There’s also his enormously impressive TED talk – watch this, and then you might start to see the point of free data, if you haven’t already.

(Our thanks to David O’Brien of Glasgow for pointing it out to us.)

Update: you can also see the (rather longer, at an hour) video of a Google campus talk by the Gapminder team on the same subject, which covers the same ground as Rosling at TED but in more depth. (You can also download it for Windows, Macs, video iPods and PSPs if you want some offline viewing.)

Public money paid for it – but the public can’t view because of crown copyright

Thursday, January 4th, 2007

The longer this campaign goes on, the more we seem to generate headlines like that on this post. The latest example is the project by University College London’s Centre for Advanced Spatial Analysis,

(image from the CASA blog; see below for link)
In Copyright fight sinks virtual planning, Michael Cross points out how the Virtual London project can only put clips on YouTube and small examples on its blog, because it is barred from putting the whole project online – which would let any of us zoom through a virtual London, and see how the Olympics projects might look, or model flooding, or planning or any of a host of truly useful activities – by, yes, the licensing restrictions imposed by Ordnance Survey.

That’s because the model lays the OS’s Mastermap (with details of all buildings and heights in the UK) over a Google Maps system. For London, it’s very impressive – see the Casa blog.

Is this, strictly, OS’s fault? Not really – it’s the fault of a government attitude which insists that every bit of data must be sweated as an asset; OS must cut its cloth to fit that insistence.

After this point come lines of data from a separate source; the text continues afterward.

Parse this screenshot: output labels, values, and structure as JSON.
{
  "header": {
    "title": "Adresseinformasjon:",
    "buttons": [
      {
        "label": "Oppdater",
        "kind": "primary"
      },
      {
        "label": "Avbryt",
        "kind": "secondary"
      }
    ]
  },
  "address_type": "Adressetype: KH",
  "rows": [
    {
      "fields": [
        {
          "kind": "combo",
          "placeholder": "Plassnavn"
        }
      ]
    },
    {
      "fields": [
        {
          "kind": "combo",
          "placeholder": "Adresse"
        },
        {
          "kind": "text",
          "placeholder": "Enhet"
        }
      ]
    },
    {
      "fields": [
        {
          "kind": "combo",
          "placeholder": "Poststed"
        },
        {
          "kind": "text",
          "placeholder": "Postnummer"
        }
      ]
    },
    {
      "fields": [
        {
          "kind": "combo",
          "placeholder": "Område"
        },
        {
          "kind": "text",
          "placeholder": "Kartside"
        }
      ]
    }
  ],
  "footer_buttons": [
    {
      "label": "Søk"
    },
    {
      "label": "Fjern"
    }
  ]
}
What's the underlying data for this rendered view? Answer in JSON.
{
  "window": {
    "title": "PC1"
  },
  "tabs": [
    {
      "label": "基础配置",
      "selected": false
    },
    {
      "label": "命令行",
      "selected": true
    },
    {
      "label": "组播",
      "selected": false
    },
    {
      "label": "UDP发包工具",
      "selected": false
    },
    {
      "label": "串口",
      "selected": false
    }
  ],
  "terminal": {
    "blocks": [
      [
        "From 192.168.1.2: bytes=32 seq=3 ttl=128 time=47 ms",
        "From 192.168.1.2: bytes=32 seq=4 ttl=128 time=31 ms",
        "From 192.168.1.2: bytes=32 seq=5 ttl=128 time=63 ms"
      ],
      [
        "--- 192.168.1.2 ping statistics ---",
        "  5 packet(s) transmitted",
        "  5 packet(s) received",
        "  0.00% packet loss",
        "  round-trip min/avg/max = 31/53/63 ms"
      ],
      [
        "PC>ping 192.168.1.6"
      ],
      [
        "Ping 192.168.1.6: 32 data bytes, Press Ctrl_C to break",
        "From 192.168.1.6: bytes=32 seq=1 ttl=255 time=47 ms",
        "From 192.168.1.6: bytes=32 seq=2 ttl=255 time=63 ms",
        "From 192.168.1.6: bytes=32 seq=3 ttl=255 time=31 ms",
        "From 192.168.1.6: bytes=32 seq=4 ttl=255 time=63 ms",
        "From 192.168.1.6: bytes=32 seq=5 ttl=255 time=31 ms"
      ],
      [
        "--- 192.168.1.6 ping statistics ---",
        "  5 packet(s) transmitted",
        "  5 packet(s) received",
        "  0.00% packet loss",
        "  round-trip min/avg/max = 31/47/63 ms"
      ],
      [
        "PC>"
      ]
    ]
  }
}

The real obstacle is crown copyright. For data gathered with taxpayers’ help, and by organisations answerable to the government, crown copyright makes less and less sense in a world where the free movement of data enables more activity.

After all, isn’t this the same administration which abolished museum charges? What was the rationale for that? Interestingly, less than a year after doing so, museum visits were up by 62%. We suspect that if you scrapped data charging you’d see a lot more than a 62% rise in the use of data such as the OS’s. (If anyone can find the cost of the free museums initivative, we’d like to hear.)